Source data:
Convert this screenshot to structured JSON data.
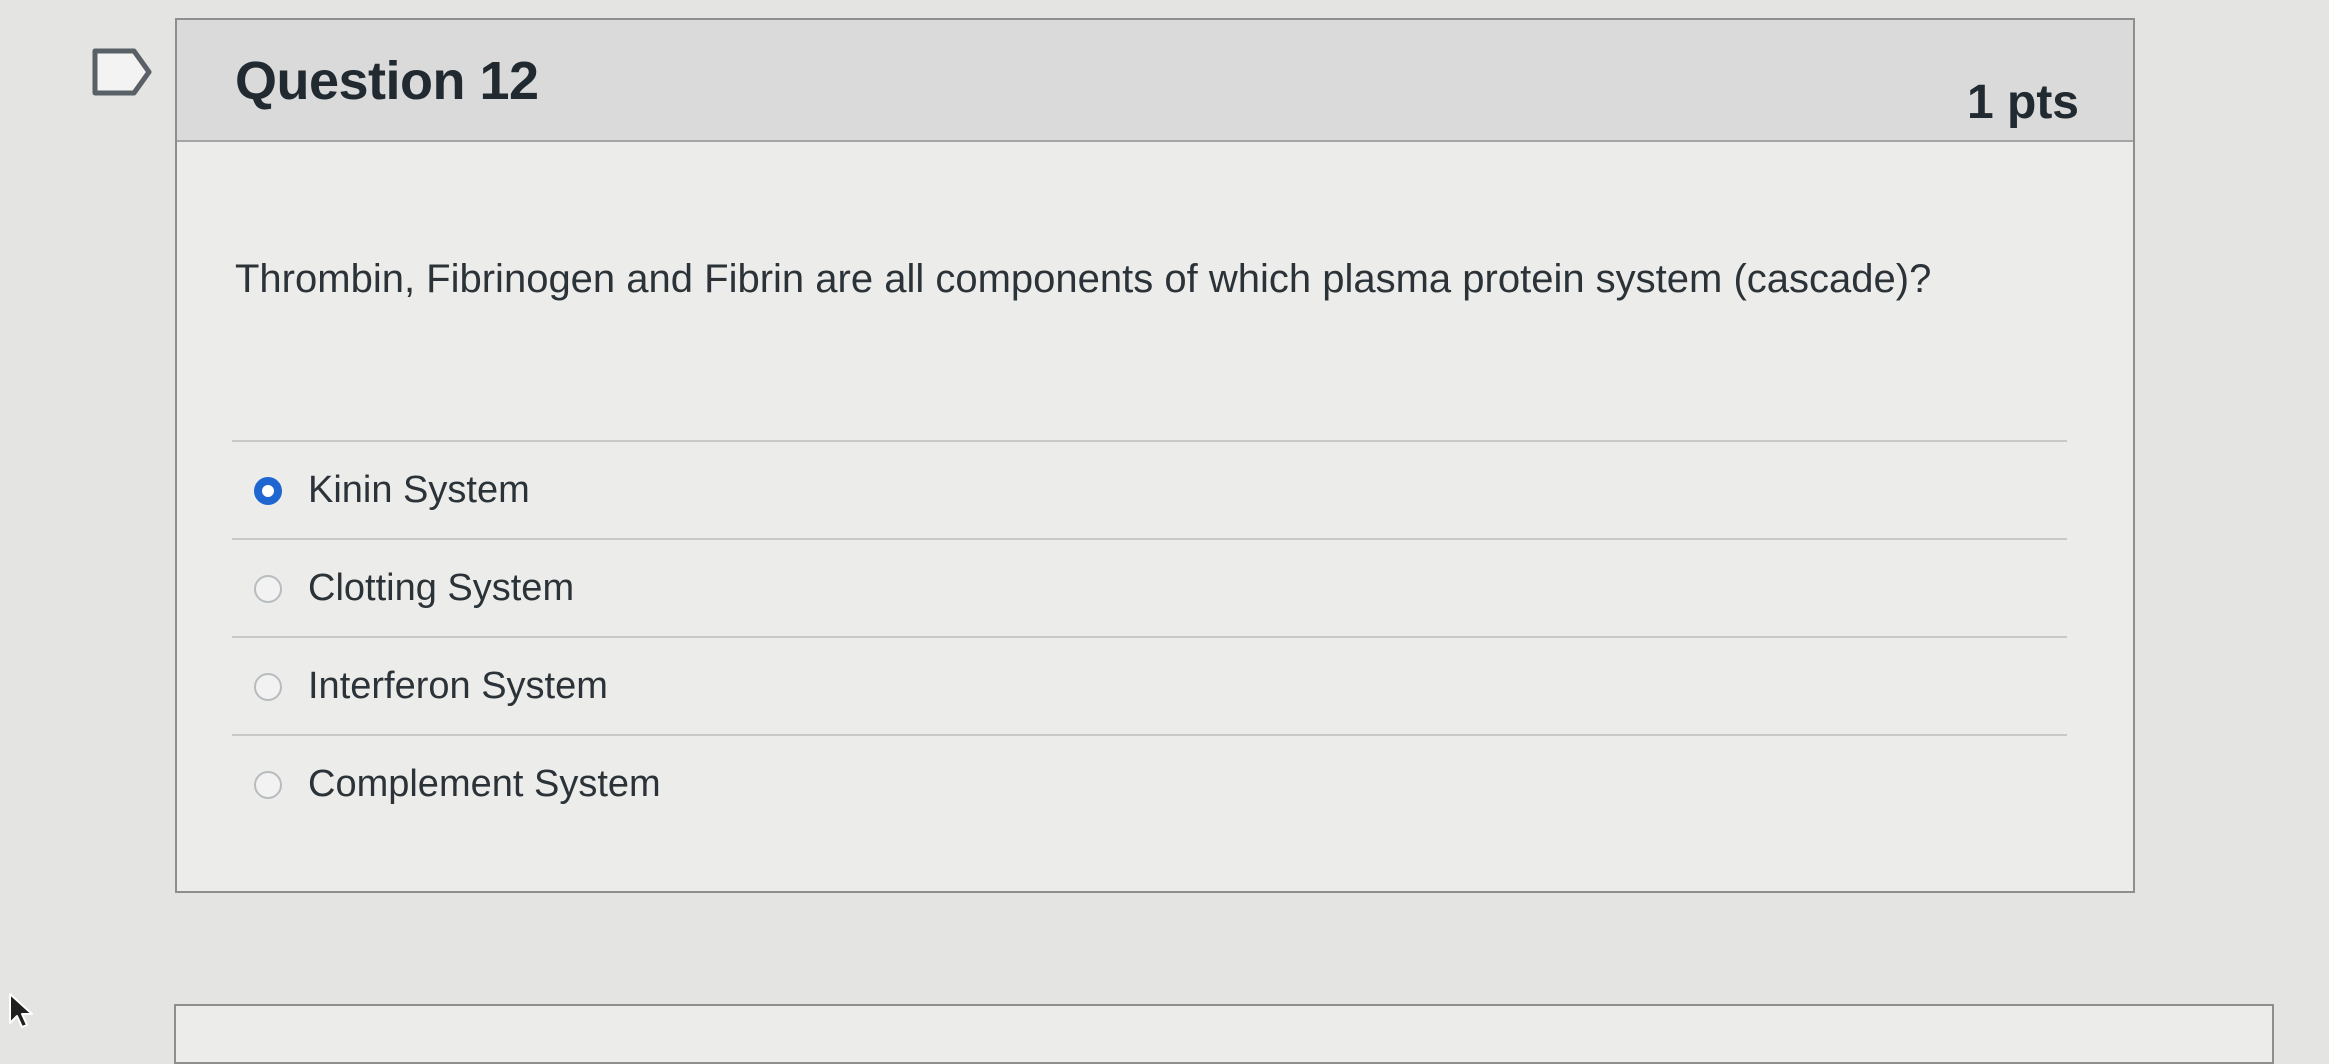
{
  "question": {
    "title": "Question 12",
    "points": "1 pts",
    "text": "Thrombin, Fibrinogen and Fibrin are all components of which plasma protein system (cascade)?",
    "answers": [
      {
        "label": "Kinin System",
        "selected": true
      },
      {
        "label": "Clotting System",
        "selected": false
      },
      {
        "label": "Interferon System",
        "selected": false
      },
      {
        "label": "Complement System",
        "selected": false
      }
    ]
  },
  "icons": {
    "flag": "flag-icon",
    "cursor": "cursor-icon"
  },
  "colors": {
    "selected_radio": "#1f66d1",
    "header_background": "#dadada"
  }
}
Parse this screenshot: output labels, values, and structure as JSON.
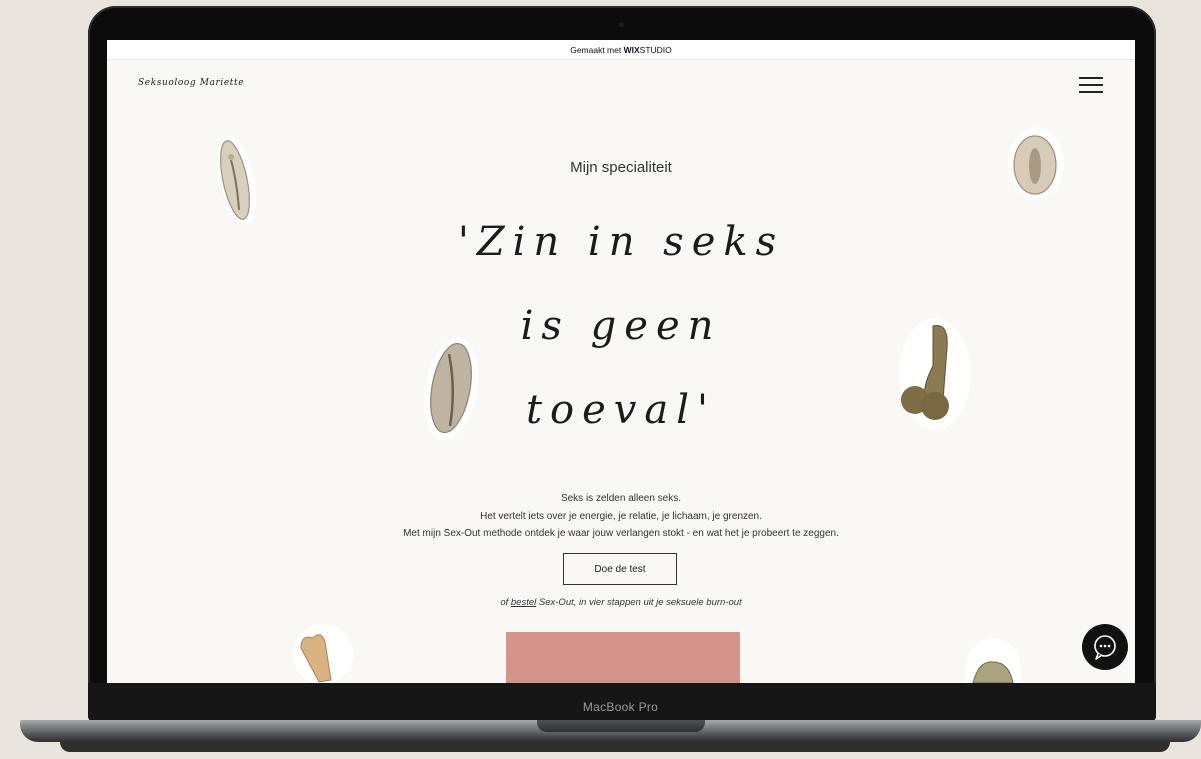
{
  "device": {
    "label": "MacBook Pro"
  },
  "wix_banner": {
    "prefix": "Gemaakt met",
    "brand_bold": "WIX",
    "brand_rest": "STUDIO"
  },
  "site": {
    "logo": "Seksuoloog Mariette",
    "menu_icon": "hamburger-menu-icon"
  },
  "hero": {
    "subtitle": "Mijn specialiteit",
    "headline_lines": [
      "'Zin in seks",
      "is geen",
      "toeval'"
    ]
  },
  "intro": {
    "lines": [
      "Seks is zelden alleen seks.",
      "Het vertelt iets over je energie, je relatie, je lichaam, je grenzen.",
      "Met mijn Sex-Out methode ontdek je waar jouw verlangen stokt - en wat het je probeert te zeggen."
    ],
    "cta_label": "Doe de test",
    "order_prefix": "of",
    "order_link": "bestel",
    "order_suffix": "Sex-Out, in vier stappen uit je seksuele burn-out"
  },
  "chat": {
    "icon": "chat-bubble-icon"
  },
  "colors": {
    "pink_block": "#d4948a",
    "page_bg": "#f9f8f5",
    "backdrop": "#e9e5dc"
  }
}
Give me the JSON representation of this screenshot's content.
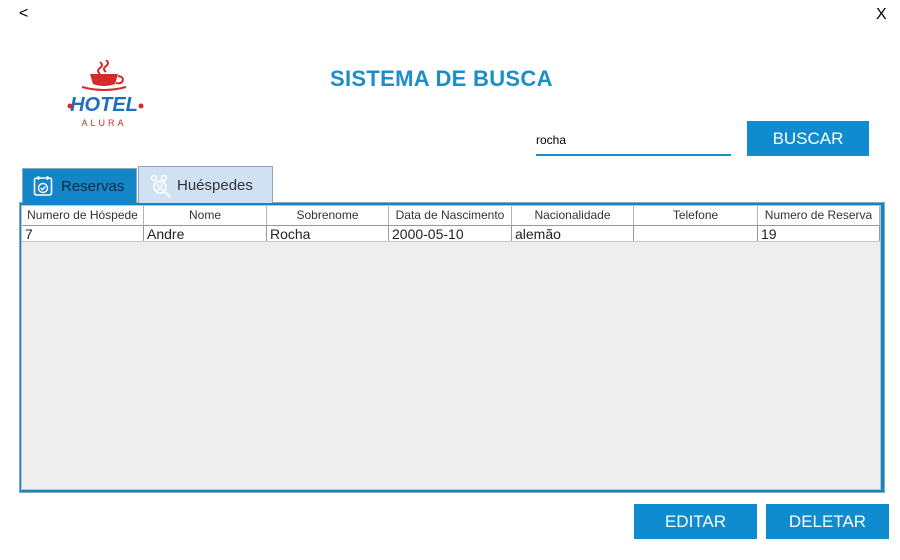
{
  "window": {
    "back_label": "<",
    "close_label": "X"
  },
  "logo": {
    "text": "HOTEL",
    "subtext": "ALURA"
  },
  "header": {
    "title": "SISTEMA DE BUSCA"
  },
  "search": {
    "value": "rocha",
    "button_label": "BUSCAR"
  },
  "tabs": [
    {
      "label": "Reservas",
      "icon": "calendar-check-icon",
      "active": false
    },
    {
      "label": "Huéspedes",
      "icon": "users-search-icon",
      "active": true
    }
  ],
  "table": {
    "columns": [
      "Numero de Hóspede",
      "Nome",
      "Sobrenome",
      "Data de Nascimento",
      "Nacionalidade",
      "Telefone",
      "Numero de Reserva"
    ],
    "rows": [
      [
        "7",
        "Andre",
        "Rocha",
        "2000-05-10",
        "alemão",
        "",
        "19"
      ]
    ]
  },
  "actions": {
    "edit_label": "EDITAR",
    "delete_label": "DELETAR"
  },
  "colors": {
    "accent": "#0f8ccf",
    "title": "#1b8ec9",
    "logo_red": "#d42a2a",
    "logo_blue": "#1f6fc0"
  }
}
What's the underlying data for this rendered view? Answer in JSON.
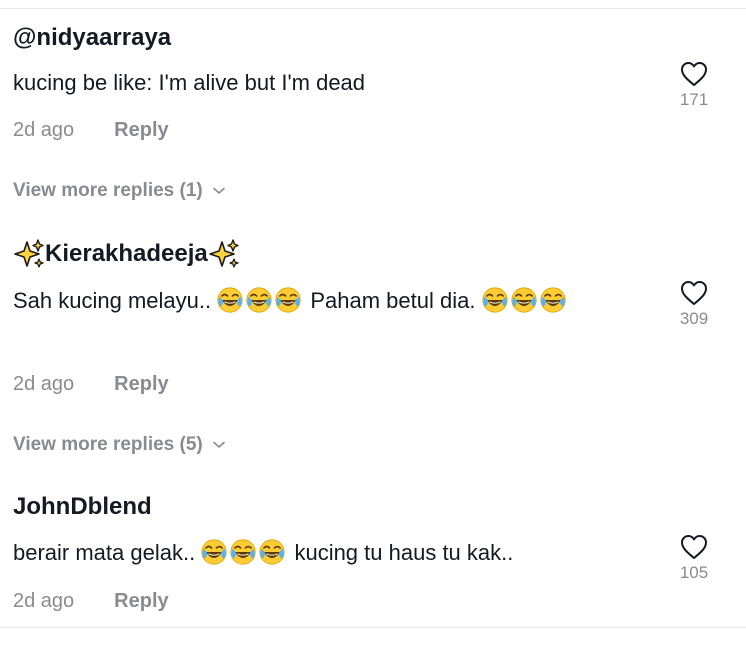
{
  "comments": [
    {
      "username": "@nidyaarraya",
      "text": "kucing be like: I'm alive but I'm dead",
      "time": "2d ago",
      "reply_label": "Reply",
      "likes": "171",
      "view_more": "View more replies (1)"
    },
    {
      "username": "Kierakhadeeja",
      "text_before": "Sah kucing melayu..",
      "text_middle": "Paham betul dia.",
      "time": "2d ago",
      "reply_label": "Reply",
      "likes": "309",
      "view_more": "View more replies (5)"
    },
    {
      "username": "JohnDblend",
      "text_before": "berair mata gelak..",
      "text_after": "kucing tu haus tu kak..",
      "time": "2d ago",
      "reply_label": "Reply",
      "likes": "105"
    }
  ],
  "colors": {
    "primary_text": "#161823",
    "secondary_text": "#8a8b91",
    "divider": "#e8e8ea"
  },
  "icons": {
    "like": "heart-outline-icon",
    "expand": "chevron-down-icon",
    "emoji": "face-with-tears-of-joy-icon",
    "username_decoration": "sparkles-icon"
  }
}
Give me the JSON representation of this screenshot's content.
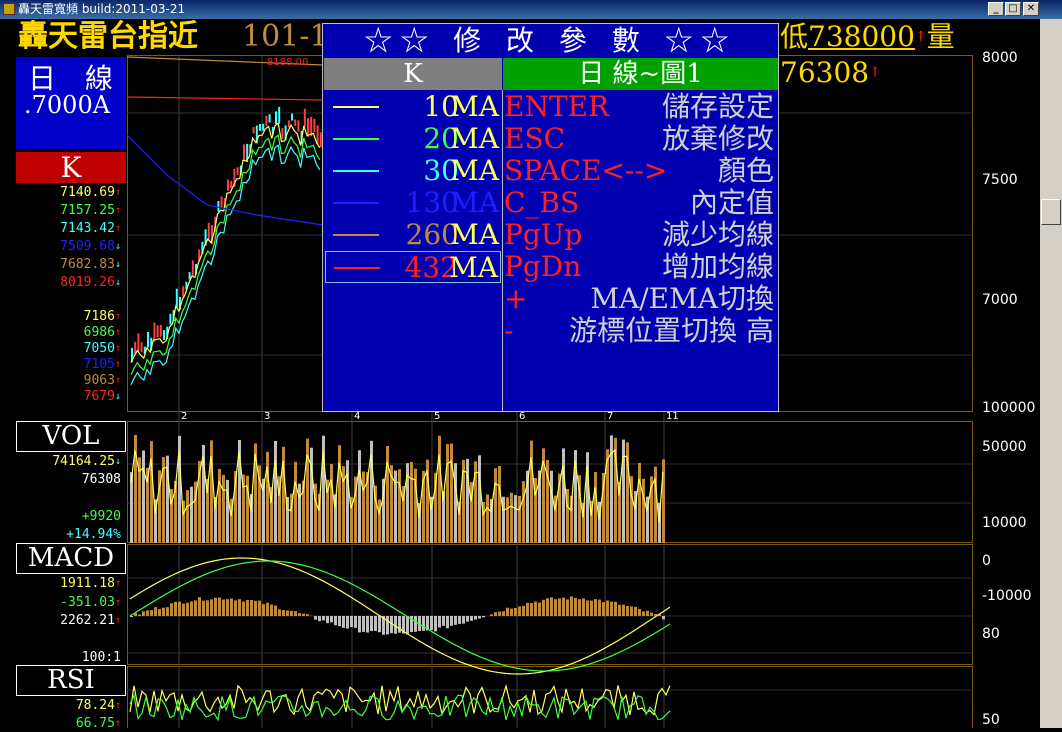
{
  "window": {
    "title": "轟天雷寬頻 build:2011-03-21",
    "min_label": "_",
    "max_label": "□",
    "close_label": "✕"
  },
  "header": {
    "name": "轟天雷台指近",
    "code_text": "101-1",
    "low_prefix": "低",
    "low_value": "738000",
    "vol_prefix": "量",
    "vol_value": "76308",
    "name_color": "#ffd800"
  },
  "sidebar": {
    "period_label": "日 線",
    "period_sub": ".7000A",
    "k_label": "K",
    "ma_values": [
      {
        "text": "7140.69",
        "color": "#ffff60",
        "arrow": "↑"
      },
      {
        "text": "7157.25",
        "color": "#40ff40",
        "arrow": "↑"
      },
      {
        "text": "7143.42",
        "color": "#40ffff",
        "arrow": "↑"
      },
      {
        "text": "7509.68",
        "color": "#2020ff",
        "arrow": "↓"
      },
      {
        "text": "7682.83",
        "color": "#c08a3a",
        "arrow": "↓"
      },
      {
        "text": "8019.26",
        "color": "#ff2020",
        "arrow": "↓"
      }
    ],
    "price_values": [
      {
        "text": "7186",
        "color": "#ffff60",
        "arrow": "↑"
      },
      {
        "text": "6986",
        "color": "#40ff40",
        "arrow": "↑"
      },
      {
        "text": "7050",
        "color": "#40ffff",
        "arrow": "↑"
      },
      {
        "text": "7105",
        "color": "#2020ff",
        "arrow": "↑"
      },
      {
        "text": "9063",
        "color": "#c08a3a",
        "arrow": "↑"
      },
      {
        "text": "7679",
        "color": "#ff2020",
        "arrow": "↓"
      }
    ],
    "vol_label": "VOL",
    "vol_values": [
      {
        "text": "74164.25",
        "color": "#ffff60",
        "arrow": "↓"
      },
      {
        "text": "76308",
        "color": "#ffffff",
        "arrow": ""
      },
      {
        "text": "+9920",
        "color": "#40ff40",
        "arrow": ""
      },
      {
        "text": "+14.94%",
        "color": "#40ffff",
        "arrow": ""
      }
    ],
    "macd_label": "MACD",
    "macd_values": [
      {
        "text": "1911.18",
        "color": "#ffff60",
        "arrow": "↑"
      },
      {
        "text": "-351.03",
        "color": "#40ff40",
        "arrow": "↑"
      },
      {
        "text": "2262.21",
        "color": "#ffffff",
        "arrow": "↑"
      },
      {
        "text": "100:1",
        "color": "#ffffff",
        "arrow": ""
      }
    ],
    "rsi_label": "RSI",
    "rsi_values": [
      {
        "text": "78.24",
        "color": "#ffff60",
        "arrow": "↑"
      },
      {
        "text": "66.75",
        "color": "#40ff40",
        "arrow": "↑"
      }
    ]
  },
  "chart": {
    "price_axis": [
      "8000",
      "7500",
      "7000"
    ],
    "vol_axis": [
      "100000",
      "50000"
    ],
    "macd_axis": [
      "10000",
      "0",
      "-10000"
    ],
    "rsi_axis": [
      "80",
      "50"
    ],
    "month_ticks": [
      "2",
      "3",
      "4",
      "5",
      "6",
      "7",
      "11"
    ],
    "peak_label": "8188.00"
  },
  "dialog": {
    "title": "☆☆ 修 改 參 數 ☆☆",
    "col_k": "K",
    "col_right": "日 線~圖1",
    "ma_rows": [
      {
        "num": "10",
        "ma": "MA",
        "color": "#ffff60"
      },
      {
        "num": "20",
        "ma": "MA",
        "color": "#40ff40"
      },
      {
        "num": "30",
        "ma": "MA",
        "color": "#40ffff"
      },
      {
        "num": "130",
        "ma": "MA",
        "color": "#2020ff"
      },
      {
        "num": "260",
        "ma": "MA",
        "color": "#c08a3a"
      },
      {
        "num": "432",
        "ma": "MA",
        "color": "#ff2020"
      }
    ],
    "keys": [
      {
        "k": "ENTER",
        "d": "儲存設定"
      },
      {
        "k": "ESC",
        "d": "放棄修改"
      },
      {
        "k": "SPACE<-->",
        "d": "顏色"
      },
      {
        "k": "C_BS",
        "d": "內定值"
      },
      {
        "k": "PgUp",
        "d": "減少均線"
      },
      {
        "k": "PgDn",
        "d": "增加均線"
      },
      {
        "k": "+",
        "d": "MA/EMA切換"
      },
      {
        "k": "-",
        "d": "游標位置切換 高"
      }
    ]
  }
}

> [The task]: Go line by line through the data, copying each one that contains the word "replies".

> [Solution below]:
      "view_more": "View more replies (1)"
      "view_more": "View more replies (5)"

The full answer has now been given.